= Supplied material =
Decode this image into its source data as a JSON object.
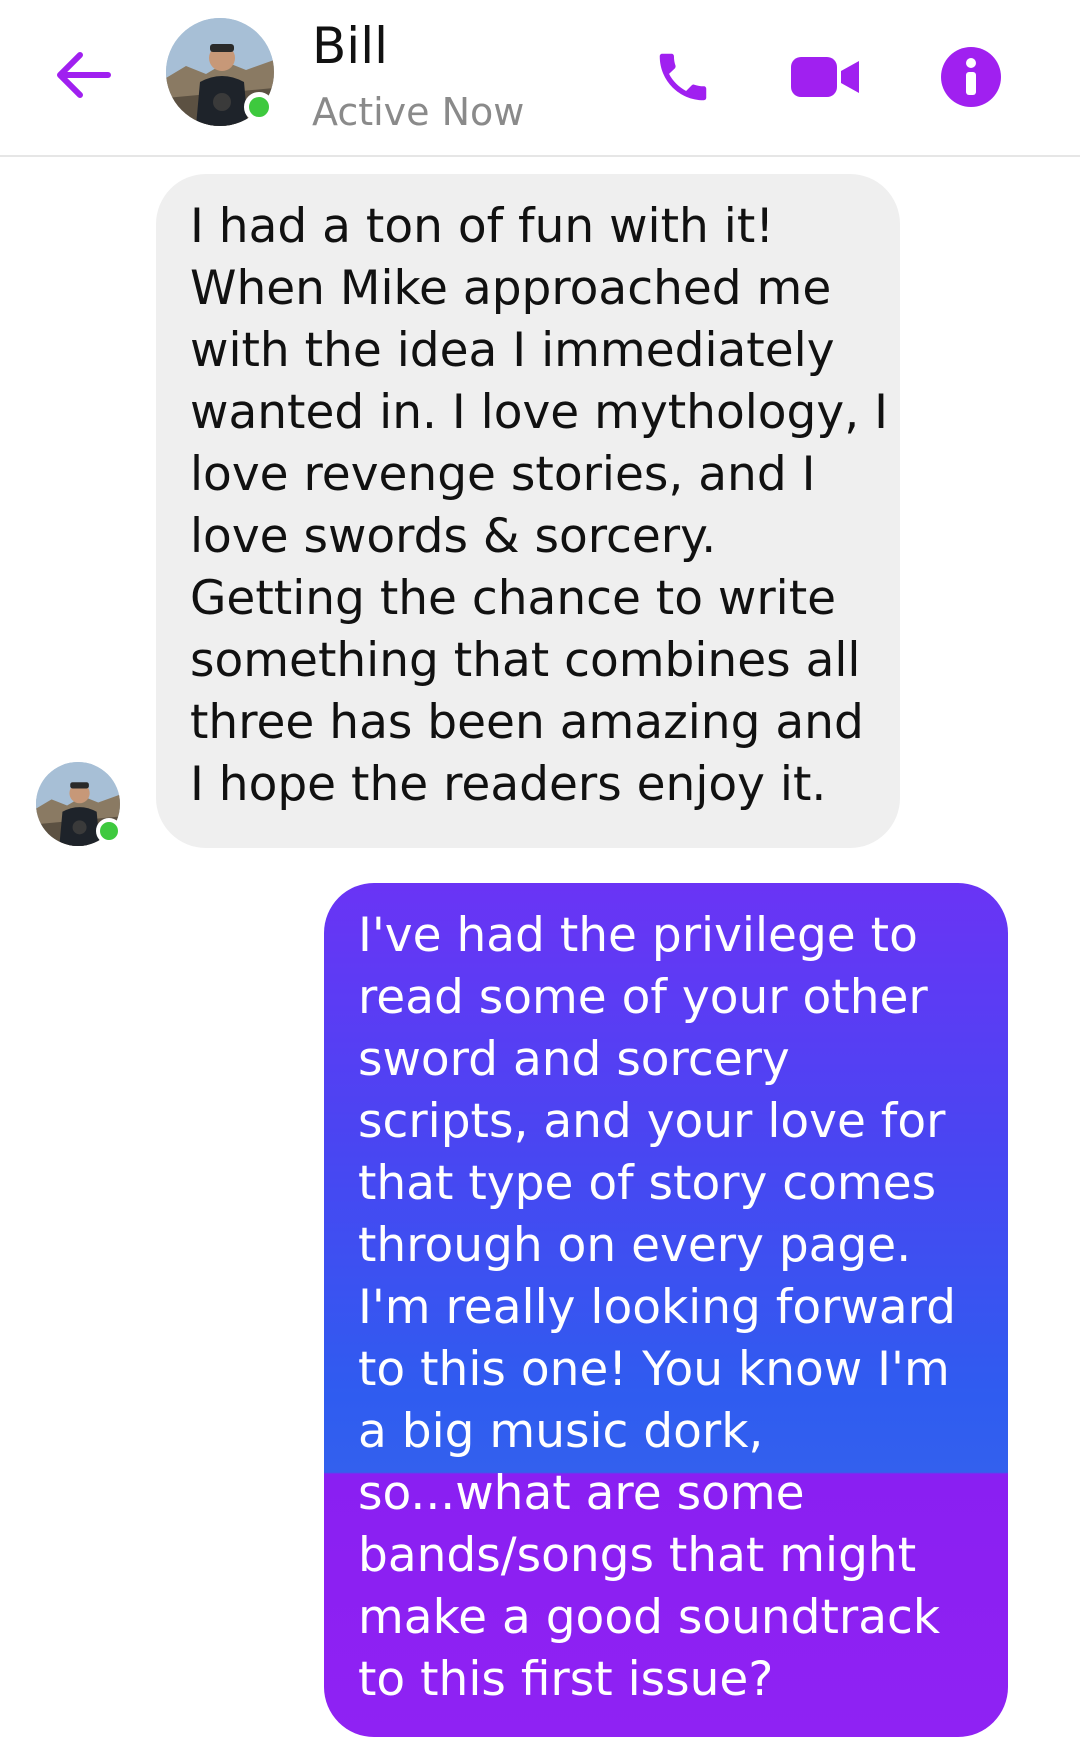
{
  "header": {
    "name": "Bill",
    "status": "Active Now"
  },
  "icons": {
    "back": "arrow-left-icon",
    "phone": "phone-icon",
    "video": "video-camera-icon",
    "info": "info-icon"
  },
  "colors": {
    "accent": "#a020f0",
    "presence": "#3ec93e",
    "incoming_bubble": "#efefef",
    "outgoing_top": "#6a34f5",
    "outgoing_mid": "#2f5cf0",
    "outgoing_bottom": "#8f22f3"
  },
  "messages": [
    {
      "direction": "incoming",
      "lines": [
        "I had a ton of fun with it!",
        "When Mike approached me",
        "with the idea I immediately",
        "wanted in. I love mythology, I",
        "love revenge stories, and I",
        "love swords & sorcery.",
        "Getting the chance to write",
        "something that combines all",
        "three has been amazing and",
        "I hope the readers enjoy it."
      ]
    },
    {
      "direction": "outgoing",
      "lines": [
        "I've had the privilege to",
        "read some of your other",
        "sword and sorcery",
        "scripts, and your love for",
        "that type of story comes",
        "through on every page.",
        "I'm really looking forward",
        "to this one! You know I'm",
        "a big music dork,",
        "so...what are some",
        "bands/songs that might",
        "make a good soundtrack",
        "to this first issue?"
      ]
    }
  ]
}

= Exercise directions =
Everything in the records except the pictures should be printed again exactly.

= Answer for the task =
Decode this image into its source data as a JSON object.
{
  "header": {
    "name": "Bill",
    "status": "Active Now"
  },
  "icons": {
    "back": "arrow-left-icon",
    "phone": "phone-icon",
    "video": "video-camera-icon",
    "info": "info-icon"
  },
  "colors": {
    "accent": "#a020f0",
    "presence": "#3ec93e",
    "incoming_bubble": "#efefef",
    "outgoing_top": "#6a34f5",
    "outgoing_mid": "#2f5cf0",
    "outgoing_bottom": "#8f22f3"
  },
  "messages": [
    {
      "direction": "incoming",
      "lines": [
        "I had a ton of fun with it!",
        "When Mike approached me",
        "with the idea I immediately",
        "wanted in. I love mythology, I",
        "love revenge stories, and I",
        "love swords & sorcery.",
        "Getting the chance to write",
        "something that combines all",
        "three has been amazing and",
        "I hope the readers enjoy it."
      ]
    },
    {
      "direction": "outgoing",
      "lines": [
        "I've had the privilege to",
        "read some of your other",
        "sword and sorcery",
        "scripts, and your love for",
        "that type of story comes",
        "through on every page.",
        "I'm really looking forward",
        "to this one! You know I'm",
        "a big music dork,",
        "so...what are some",
        "bands/songs that might",
        "make a good soundtrack",
        "to this first issue?"
      ]
    }
  ]
}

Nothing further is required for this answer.